“The problem is that there are a huge number of studies involving hundreds of thousands of women comparing mammography to thermography, which show that thermography is just not very good,” says Grimm.
“He misses many cancers and has false positives,” Grimm said. “So when you look at them next to each other, you see that the thermogram doesn’t work as well as mammography.”
When should I have a mammogram and how often do I need one?
Your doctor can tell you what is right for you, given your personal risk of breast cancer.
Brem, Grimm, and many medical organizations, including the American College of Radiology and the Society for Breast Imaging, recommend that women have annual mammograms after the age of 40. But some medical organizations offer every 2 years and / or starting at age 50.
“Based on the data, most lives will be saved [by women] having a mammogram every year, ”says Bram.
People at higher risk of the disease – including those with a family history of breast cancer – may need to start mammography screening earlier. And if they also have dense breast tissuetheir doctor may recommend an additional imaging test – breast ultrasound or NMR – in addition to their mammography. These additional tests do not replace mammography. Do not do anything.
“Effective screening begins with mammography. For some women, this may not be enough, ”says Bram.
Why mammograms are important
When women receive regular mammograms, breast cancer can often be detected before the woman has any symptoms of the disease or before a lump can be felt.
Again, early detection of breast cancer is crucial.
“It’s not just the survival rate that is different [with early-stage cancer]but the journey a woman has to go through is also much easier, ”says Bram. She notes that in the early stages of breast cancer, surgery and chemotherapy it may be less extensive than if the cancer was discovered later.
How about exposure to mammography radiation?
One of the concerns some women have about mammograms is their exposure radiation. But mammograms use a very small dose of radiation.
“In radiology, we take radiation safety very seriously.

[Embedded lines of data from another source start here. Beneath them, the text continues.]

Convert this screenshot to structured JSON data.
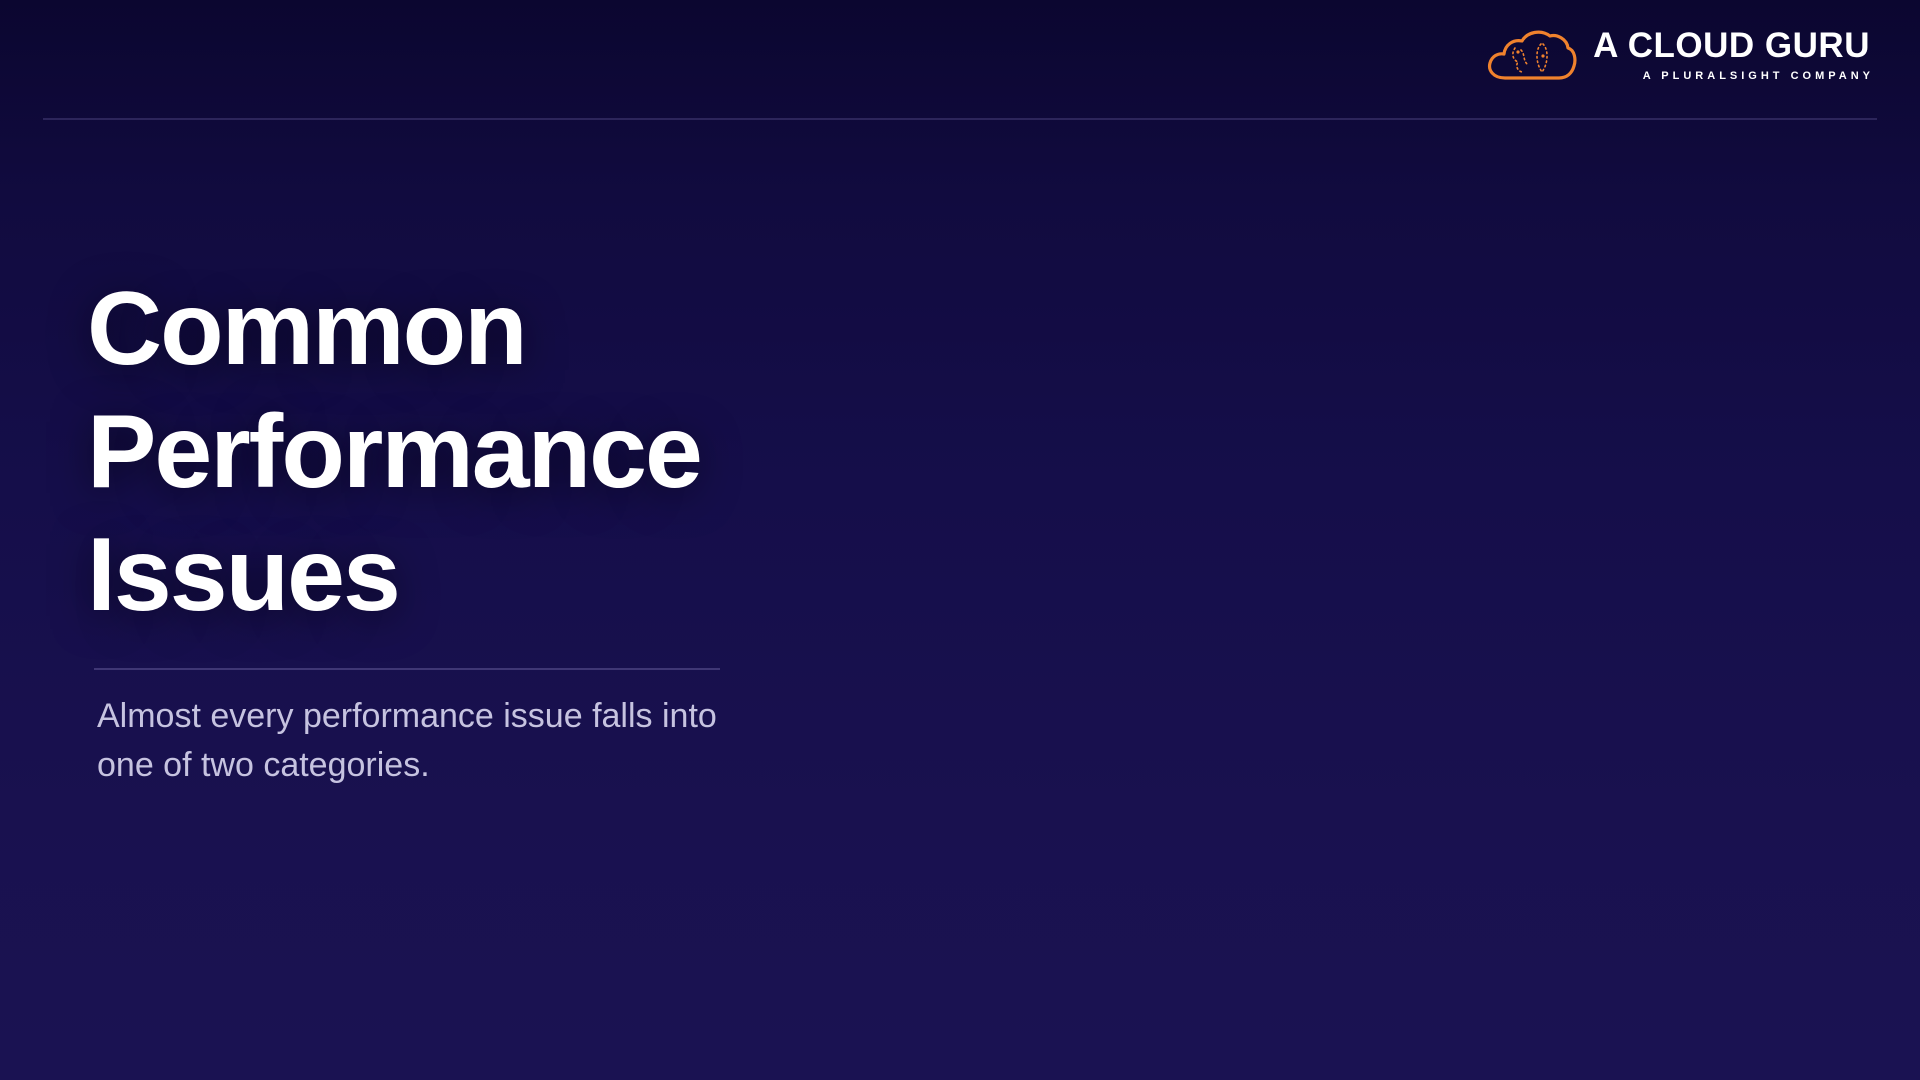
{
  "brand": {
    "name": "A CLOUD GURU",
    "tagline": "A PLURALSIGHT COMPANY",
    "icon": "cloud-guru-icon",
    "accent_color": "#f0822d"
  },
  "slide": {
    "title_lines": [
      "Common",
      "Performance",
      "Issues"
    ],
    "subtitle": "Almost every performance issue falls into one of two categories."
  },
  "colors": {
    "background_top": "#0b0630",
    "background_bottom": "#1a1252",
    "title": "#ffffff",
    "subtitle": "#c6c3e0"
  }
}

In terms of mammography, the dose of radiation we use is incredibly low and very strictly regulated, “says Grimm. “The risk of radiation is so small, and the benefits of detecting breast cancer far outweigh the risks.”
Brem agrees. “Machines need to be scanned every year to make sure it’s below the allowable dose,” she said. “You get more radiation flying to California.”
Overcoming discomfort and fear
Some women postpone mammography because they are worried or uncomfortable waiting for the results.
“Most women don’t like the compression that comes with a mammogram. And I don’t like compression, ”says Bram, referring to the brief pressure applied to the breast to get an X-ray. “But it works.”
She also encourages women to remember that any anxiety they experience from a mammogram is temporary. If you don’t get a mammogram, it doesn’t change whether you have breast cancer or not. This simply worsens your treatment options if found later.
“We know that mammography is a cause for concern, but it’s also life-saving,” Bram said. “We hope that women today are empowered and informed and will stand up for themselves. We believe that every woman should have a mammogram.